### Task goal
Output all of the records again, exactly as written.

[Component data from apps and pages]
┄┄┄┄┄┄┄┄┄┄┄┄┄┄┄┄┄┄┄┄
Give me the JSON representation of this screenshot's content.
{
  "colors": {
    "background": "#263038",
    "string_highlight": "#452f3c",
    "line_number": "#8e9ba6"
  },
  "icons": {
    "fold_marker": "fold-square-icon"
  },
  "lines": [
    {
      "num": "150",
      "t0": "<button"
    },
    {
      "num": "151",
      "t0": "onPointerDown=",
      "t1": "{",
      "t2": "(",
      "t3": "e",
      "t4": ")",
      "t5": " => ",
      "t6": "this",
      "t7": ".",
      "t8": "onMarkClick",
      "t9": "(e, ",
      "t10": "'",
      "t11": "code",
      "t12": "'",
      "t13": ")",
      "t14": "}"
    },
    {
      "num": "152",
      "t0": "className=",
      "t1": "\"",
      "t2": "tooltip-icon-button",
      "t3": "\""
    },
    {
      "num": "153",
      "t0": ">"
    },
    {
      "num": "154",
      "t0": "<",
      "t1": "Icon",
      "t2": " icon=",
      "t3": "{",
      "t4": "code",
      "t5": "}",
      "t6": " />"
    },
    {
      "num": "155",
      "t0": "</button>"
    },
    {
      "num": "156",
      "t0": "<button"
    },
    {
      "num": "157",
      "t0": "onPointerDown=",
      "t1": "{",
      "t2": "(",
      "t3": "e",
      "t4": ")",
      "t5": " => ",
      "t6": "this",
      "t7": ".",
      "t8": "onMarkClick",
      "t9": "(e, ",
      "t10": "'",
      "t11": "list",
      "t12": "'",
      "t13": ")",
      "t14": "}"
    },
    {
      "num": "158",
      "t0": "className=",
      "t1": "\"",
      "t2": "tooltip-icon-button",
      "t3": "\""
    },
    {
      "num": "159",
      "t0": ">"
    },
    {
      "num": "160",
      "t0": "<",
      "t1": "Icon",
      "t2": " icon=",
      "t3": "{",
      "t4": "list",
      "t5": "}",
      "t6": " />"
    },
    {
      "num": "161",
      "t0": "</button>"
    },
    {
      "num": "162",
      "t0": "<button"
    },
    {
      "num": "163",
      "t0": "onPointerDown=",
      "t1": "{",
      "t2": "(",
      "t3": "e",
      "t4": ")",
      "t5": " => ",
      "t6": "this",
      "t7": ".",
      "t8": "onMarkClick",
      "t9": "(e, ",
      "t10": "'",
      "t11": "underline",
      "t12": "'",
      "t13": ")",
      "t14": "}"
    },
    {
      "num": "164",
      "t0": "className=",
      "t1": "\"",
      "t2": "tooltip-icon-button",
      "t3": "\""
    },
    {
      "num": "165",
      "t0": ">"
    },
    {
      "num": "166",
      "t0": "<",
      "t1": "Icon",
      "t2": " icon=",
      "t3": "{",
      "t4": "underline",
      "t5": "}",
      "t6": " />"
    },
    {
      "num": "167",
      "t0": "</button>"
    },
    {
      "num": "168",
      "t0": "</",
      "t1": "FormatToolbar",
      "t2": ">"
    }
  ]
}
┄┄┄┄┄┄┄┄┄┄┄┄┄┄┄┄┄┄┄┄
### Written answer
Give me the JSON representation of this screenshot's content.
{
  "colors": {
    "background": "#263038",
    "string_highlight": "#452f3c",
    "line_number": "#8e9ba6"
  },
  "icons": {
    "fold_marker": "fold-square-icon"
  },
  "lines": [
    {
      "num": "150",
      "t0": "<button"
    },
    {
      "num": "151",
      "t0": "onPointerDown=",
      "t1": "{",
      "t2": "(",
      "t3": "e",
      "t4": ")",
      "t5": " => ",
      "t6": "this",
      "t7": ".",
      "t8": "onMarkClick",
      "t9": "(e, ",
      "t10": "'",
      "t11": "code",
      "t12": "'",
      "t13": ")",
      "t14": "}"
    },
    {
      "num": "152",
      "t0": "className=",
      "t1": "\"",
      "t2": "tooltip-icon-button",
      "t3": "\""
    },
    {
      "num": "153",
      "t0": ">"
    },
    {
      "num": "154",
      "t0": "<",
      "t1": "Icon",
      "t2": " icon=",
      "t3": "{",
      "t4": "code",
      "t5": "}",
      "t6": " />"
    },
    {
      "num": "155",
      "t0": "</button>"
    },
    {
      "num": "156",
      "t0": "<button"
    },
    {
      "num": "157",
      "t0": "onPointerDown=",
      "t1": "{",
      "t2": "(",
      "t3": "e",
      "t4": ")",
      "t5": " => ",
      "t6": "this",
      "t7": ".",
      "t8": "onMarkClick",
      "t9": "(e, ",
      "t10": "'",
      "t11": "list",
      "t12": "'",
      "t13": ")",
      "t14": "}"
    },
    {
      "num": "158",
      "t0": "className=",
      "t1": "\"",
      "t2": "tooltip-icon-button",
      "t3": "\""
    },
    {
      "num": "159",
      "t0": ">"
    },
    {
      "num": "160",
      "t0": "<",
      "t1": "Icon",
      "t2": " icon=",
      "t3": "{",
      "t4": "list",
      "t5": "}",
      "t6": " />"
    },
    {
      "num": "161",
      "t0": "</button>"
    },
    {
      "num": "162",
      "t0": "<button"
    },
    {
      "num": "163",
      "t0": "onPointerDown=",
      "t1": "{",
      "t2": "(",
      "t3": "e",
      "t4": ")",
      "t5": " => ",
      "t6": "this",
      "t7": ".",
      "t8": "onMarkClick",
      "t9": "(e, ",
      "t10": "'",
      "t11": "underline",
      "t12": "'",
      "t13": ")",
      "t14": "}"
    },
    {
      "num": "164",
      "t0": "className=",
      "t1": "\"",
      "t2": "tooltip-icon-button",
      "t3": "\""
    },
    {
      "num": "165",
      "t0": ">"
    },
    {
      "num": "166",
      "t0": "<",
      "t1": "Icon",
      "t2": " icon=",
      "t3": "{",
      "t4": "underline",
      "t5": "}",
      "t6": " />"
    },
    {
      "num": "167",
      "t0": "</button>"
    },
    {
      "num": "168",
      "t0": "</",
      "t1": "FormatToolbar",
      "t2": ">"
    }
  ]
}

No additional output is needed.